      extensions: ['.ctype'],
      decoder: ->(src) { CustomType.parse(src) }
    }
  }

In the above example, I can access app.data.by_extension w/ the file contents decoded by CustomType, because it's extension .ctype matches the one defined by the :my_type decoder. Similarly, app.data.foo_bar is also run through CustomType because it's :type attribute is set to :my_type.

Creating a collection

Collections allow you to collection sources that have belong together in an array and have distinct urls. This would loosely follow the Rails index/show convension. For example, lets say we have an endpoint that tells us about some Game of Thrones characters, and then includes a single endpoint for each with expanded information:

# /got/index.json
[
  { "name": "Eddard Stark", "url": "/got/eddard-stark.json" },
  { "name": "Hodor", "url": "/got/hodor.json" }
]
# /got/eddard-stark.json
{
  "name": "Eddard Stark",
  "quote": "Winter is coming"
}

#/got/hodor.json
{
  "name": "Hodor",
  "quote": "Hodor!"
}
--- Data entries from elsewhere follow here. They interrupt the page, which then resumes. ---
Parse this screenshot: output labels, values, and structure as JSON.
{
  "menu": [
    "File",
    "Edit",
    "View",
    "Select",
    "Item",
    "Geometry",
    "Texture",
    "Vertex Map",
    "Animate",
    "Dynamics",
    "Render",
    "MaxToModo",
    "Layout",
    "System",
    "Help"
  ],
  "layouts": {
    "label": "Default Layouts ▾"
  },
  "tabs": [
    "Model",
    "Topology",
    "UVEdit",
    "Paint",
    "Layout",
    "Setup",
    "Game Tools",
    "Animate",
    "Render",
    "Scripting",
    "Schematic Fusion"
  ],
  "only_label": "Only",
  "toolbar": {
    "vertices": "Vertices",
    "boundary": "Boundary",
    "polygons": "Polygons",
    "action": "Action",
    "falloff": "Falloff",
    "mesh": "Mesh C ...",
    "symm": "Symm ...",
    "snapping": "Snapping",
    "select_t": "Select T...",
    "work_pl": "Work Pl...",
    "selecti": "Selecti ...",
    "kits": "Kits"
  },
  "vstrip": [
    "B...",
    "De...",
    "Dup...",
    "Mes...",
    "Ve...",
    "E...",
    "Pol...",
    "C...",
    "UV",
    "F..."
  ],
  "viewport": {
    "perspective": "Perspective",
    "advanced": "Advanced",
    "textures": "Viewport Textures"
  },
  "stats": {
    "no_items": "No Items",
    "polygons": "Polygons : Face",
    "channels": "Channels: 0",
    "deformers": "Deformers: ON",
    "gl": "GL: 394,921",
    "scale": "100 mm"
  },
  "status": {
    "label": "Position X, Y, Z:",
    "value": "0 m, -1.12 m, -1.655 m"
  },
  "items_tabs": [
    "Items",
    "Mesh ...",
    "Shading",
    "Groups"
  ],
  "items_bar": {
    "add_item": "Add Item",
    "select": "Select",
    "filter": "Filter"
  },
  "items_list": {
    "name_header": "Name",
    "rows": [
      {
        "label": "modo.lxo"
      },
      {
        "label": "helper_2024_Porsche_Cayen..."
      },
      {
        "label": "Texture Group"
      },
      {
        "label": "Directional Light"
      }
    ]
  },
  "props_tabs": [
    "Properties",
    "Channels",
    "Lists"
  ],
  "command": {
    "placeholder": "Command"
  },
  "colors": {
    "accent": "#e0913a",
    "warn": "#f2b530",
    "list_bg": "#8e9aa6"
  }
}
Then set up a collection to access them through Middleman. A collection requires 3 keys, an alias, path, and items. The alias & path act just like a source, except that data will be available at #{alias}.#{index}. Items should be an object that responds to #call and returns an array of sources when given the data from the collection index. A collection for our example API:

activate :data_source do |c|
  c.root = 'http://winteriscoming.com'
  c.collection = {
    alias: 'got_chars',
    path: '/got/index.json',
    index: 'all',
    items: Proc.new { |data|
      data.map do |char|
        {
          alias: char['name'].to_slug,
          path: char['url']
        }
      end
    }
  }
end

You'll see I've used a proc to map our index into sources. The information is then accessible via the data object:

data.got_chars.all.map(&:name)
# => ['Eddard Stark', 'Hodor']

data.got_chars['eddard-stark'].quote
# => Winter is coming

For index_name, you can also pass false to not generate the index data.

Adding Middleware

You may wish to alter the incoming data before it gets added to Middleman's data object, to do so you'll add middleware. Middleware should respond to #call and return your altered data. Here's an example where we add "1" to each item in an array:

# count.yaml
- 1
- 2
- 3
# config.rb
activate :data_source do |c|
  c.root = "http://example.com"
  c.sources = [{
    alias: 'altered',
    path: 'count.yaml',
    middleware: Proc.new { |data| data.map { |i| i + 1 } }
  }]
end

data.altered
# => [2, 3, 4]

Testing

$ rspec

Contributing

If there is any thing you'd like to contribute or fix, please:

  • Fork the repo
  • Add tests for any new functionality
  • Make your changes
  • Verify all existing tests work properly
  • Make a pull request

License

The middleman-data_source gem is distributed under the MIT License.